Output every entry exactly as given.
── DATA RECORDS
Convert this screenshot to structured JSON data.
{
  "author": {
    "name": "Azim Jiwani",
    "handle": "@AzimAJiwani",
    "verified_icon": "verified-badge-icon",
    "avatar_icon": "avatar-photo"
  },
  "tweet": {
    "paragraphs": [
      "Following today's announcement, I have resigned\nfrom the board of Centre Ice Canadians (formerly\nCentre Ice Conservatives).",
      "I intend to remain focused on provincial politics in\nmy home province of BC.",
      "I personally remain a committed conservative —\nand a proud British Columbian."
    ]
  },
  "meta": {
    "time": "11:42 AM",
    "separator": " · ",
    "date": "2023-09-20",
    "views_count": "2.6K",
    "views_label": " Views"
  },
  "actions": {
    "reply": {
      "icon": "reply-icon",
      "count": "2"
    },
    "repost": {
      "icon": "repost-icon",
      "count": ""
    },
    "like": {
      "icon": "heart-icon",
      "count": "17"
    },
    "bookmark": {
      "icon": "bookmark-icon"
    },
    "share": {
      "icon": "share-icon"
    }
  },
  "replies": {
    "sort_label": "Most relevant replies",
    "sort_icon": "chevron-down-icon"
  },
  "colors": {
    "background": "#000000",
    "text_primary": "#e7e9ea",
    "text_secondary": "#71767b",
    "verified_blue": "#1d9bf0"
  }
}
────
**ANSWER**
Convert this screenshot to structured JSON data.
{
  "author": {
    "name": "Azim Jiwani",
    "handle": "@AzimAJiwani",
    "verified_icon": "verified-badge-icon",
    "avatar_icon": "avatar-photo"
  },
  "tweet": {
    "paragraphs": [
      "Following today's announcement, I have resigned\nfrom the board of Centre Ice Canadians (formerly\nCentre Ice Conservatives).",
      "I intend to remain focused on provincial politics in\nmy home province of BC.",
      "I personally remain a committed conservative —\nand a proud British Columbian."
    ]
  },
  "meta": {
    "time": "11:42 AM",
    "separator": " · ",
    "date": "2023-09-20",
    "views_count": "2.6K",
    "views_label": " Views"
  },
  "actions": {
    "reply": {
      "icon": "reply-icon",
      "count": "2"
    },
    "repost": {
      "icon": "repost-icon",
      "count": ""
    },
    "like": {
      "icon": "heart-icon",
      "count": "17"
    },
    "bookmark": {
      "icon": "bookmark-icon"
    },
    "share": {
      "icon": "share-icon"
    }
  },
  "replies": {
    "sort_label": "Most relevant replies",
    "sort_icon": "chevron-down-icon"
  },
  "colors": {
    "background": "#000000",
    "text_primary": "#e7e9ea",
    "text_secondary": "#71767b",
    "verified_blue": "#1d9bf0"
  }
}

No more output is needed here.